The Dated Master Dendrochronology

What is a dated master dendrochronology?
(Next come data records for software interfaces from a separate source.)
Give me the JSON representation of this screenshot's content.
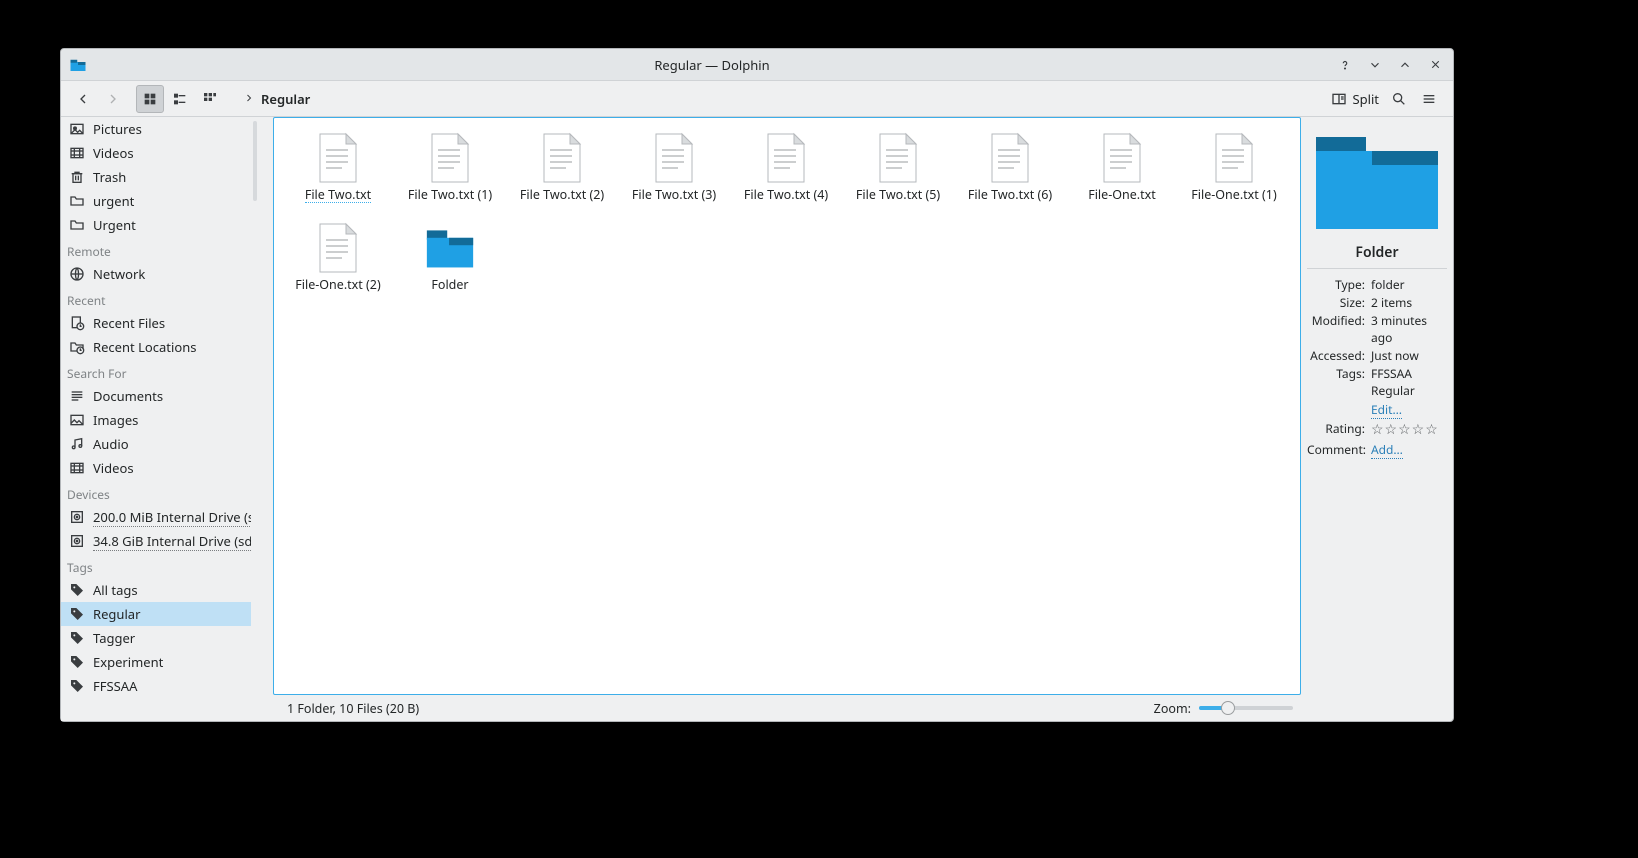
{
  "window": {
    "title": "Regular — Dolphin"
  },
  "toolbar": {
    "breadcrumb": [
      "Regular"
    ],
    "split_label": "Split"
  },
  "sidebar": {
    "top_items": [
      {
        "icon": "pictures-icon",
        "label": "Pictures"
      },
      {
        "icon": "videos-icon",
        "label": "Videos"
      },
      {
        "icon": "trash-icon",
        "label": "Trash"
      },
      {
        "icon": "folder-icon",
        "label": "urgent"
      },
      {
        "icon": "folder-icon",
        "label": "Urgent"
      }
    ],
    "remote_header": "Remote",
    "remote_items": [
      {
        "icon": "network-icon",
        "label": "Network"
      }
    ],
    "recent_header": "Recent",
    "recent_items": [
      {
        "icon": "recent-files-icon",
        "label": "Recent Files"
      },
      {
        "icon": "recent-places-icon",
        "label": "Recent Locations"
      }
    ],
    "search_header": "Search For",
    "search_items": [
      {
        "icon": "documents-icon",
        "label": "Documents"
      },
      {
        "icon": "images-icon",
        "label": "Images"
      },
      {
        "icon": "audio-icon",
        "label": "Audio"
      },
      {
        "icon": "videos-icon",
        "label": "Videos"
      }
    ],
    "devices_header": "Devices",
    "devices_items": [
      {
        "icon": "disk-icon",
        "label": "200.0 MiB Internal Drive (s…"
      },
      {
        "icon": "disk-icon",
        "label": "34.8 GiB Internal Drive (sd…"
      }
    ],
    "tags_header": "Tags",
    "tags_items": [
      {
        "icon": "tag-icon",
        "label": "All tags",
        "active": false
      },
      {
        "icon": "tag-icon",
        "label": "Regular",
        "active": true
      },
      {
        "icon": "tag-icon",
        "label": "Tagger",
        "active": false
      },
      {
        "icon": "tag-icon",
        "label": "Experiment",
        "active": false
      },
      {
        "icon": "tag-icon",
        "label": "FFSSAA",
        "active": false
      }
    ]
  },
  "files": [
    {
      "type": "txt",
      "label": "File Two.txt",
      "selected": true
    },
    {
      "type": "txt",
      "label": "File Two.txt (1)"
    },
    {
      "type": "txt",
      "label": "File Two.txt (2)"
    },
    {
      "type": "txt",
      "label": "File Two.txt (3)"
    },
    {
      "type": "txt",
      "label": "File Two.txt (4)"
    },
    {
      "type": "txt",
      "label": "File Two.txt (5)"
    },
    {
      "type": "txt",
      "label": "File Two.txt (6)"
    },
    {
      "type": "txt",
      "label": "File-One.txt"
    },
    {
      "type": "txt",
      "label": "File-One.txt (1)"
    },
    {
      "type": "txt",
      "label": "File-One.txt (2)"
    },
    {
      "type": "folder",
      "label": "Folder"
    }
  ],
  "info": {
    "name": "Folder",
    "rows": [
      {
        "k": "Type:",
        "v": "folder"
      },
      {
        "k": "Size:",
        "v": "2 items"
      },
      {
        "k": "Modified:",
        "v": "3 minutes ago"
      },
      {
        "k": "Accessed:",
        "v": "Just now"
      },
      {
        "k": "Tags:",
        "v": "FFSSAA  Regular"
      }
    ],
    "edit_label": "Edit…",
    "rating_label": "Rating:",
    "rating_value": 0,
    "comment_label": "Comment:",
    "comment_link": "Add…"
  },
  "statusbar": {
    "text": "1 Folder, 10 Files (20 B)",
    "zoom_label": "Zoom:"
  },
  "colors": {
    "accent": "#3daee9"
  }
}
See figure at right:
  • Constructed from previously crossdated samples
  • Is dated with calendar years, 1895 to 1926, in this case
  • Often hundreds of years -- sometimes thousands -- of years long
  • Time series of standardized growth indices
    • Average of 1.0, normal growth
    • Minimum of 0.0, below average to no growth
    • Maximum of 2.0, above average to great growth
  • Is marked as if it were a skeleton plot
    • Small indices represented by long marks hanging down (e.g., 1919)
    • Large indices represented by "b" marks (e.g., 1922 and 1926)
dated master chronology

When you try skeleton plotting for yourself, you can show or hide the master chronology:
  • There will be a "Master" button, as on the right
    • Mouse click it to hide or show the master
    • Hint #1: You may need to rescale the graphs for your monitor (see Relative Scale)
    • Hint #2: Move the master left or right with your mouse by grabbing it within the part
      of the time series plot
show or hide master

CAREFUL: When the master chronology is showing, you can change its markings:
  • There will be two scroll bars, as on the right
    • "Absolute value" affects marks based on entire range on index values
    • "First-difference" affects marks of small rings relative to their immediate
      1. Hint #1: As numbers scroll up, chronology markings increase
      2. Hint #2: Set numbers to 1 to have no markings
  • Chronology marks can also be changed by drawing or erasing with the mouse
    just as with the skeleton plot
change chronology markings

Introduction | Dendrochronology Applications | Crossdating Application | Ring-Growth Anomalies
Sensitivity-Complacency | Skeleton Plotting | Relative Scale | Master Chronology
Pattern Matching | Finding the Dates | Absent/False Rings | Try Skeleton Plotting for Yourself!
Laboratory of Tree-Ring Research

Paul R. Sheppard
Laboratory of Tree-Ring Research, The University of Arizona
Tucson, Arizona 85721 USA
office: (520) 621-6474, fax: (520) 621-8229
Comments to:

Copyright © 1998, Laboratory of Tree-Ring Research, The University of Arizona
Revised -- December, 1998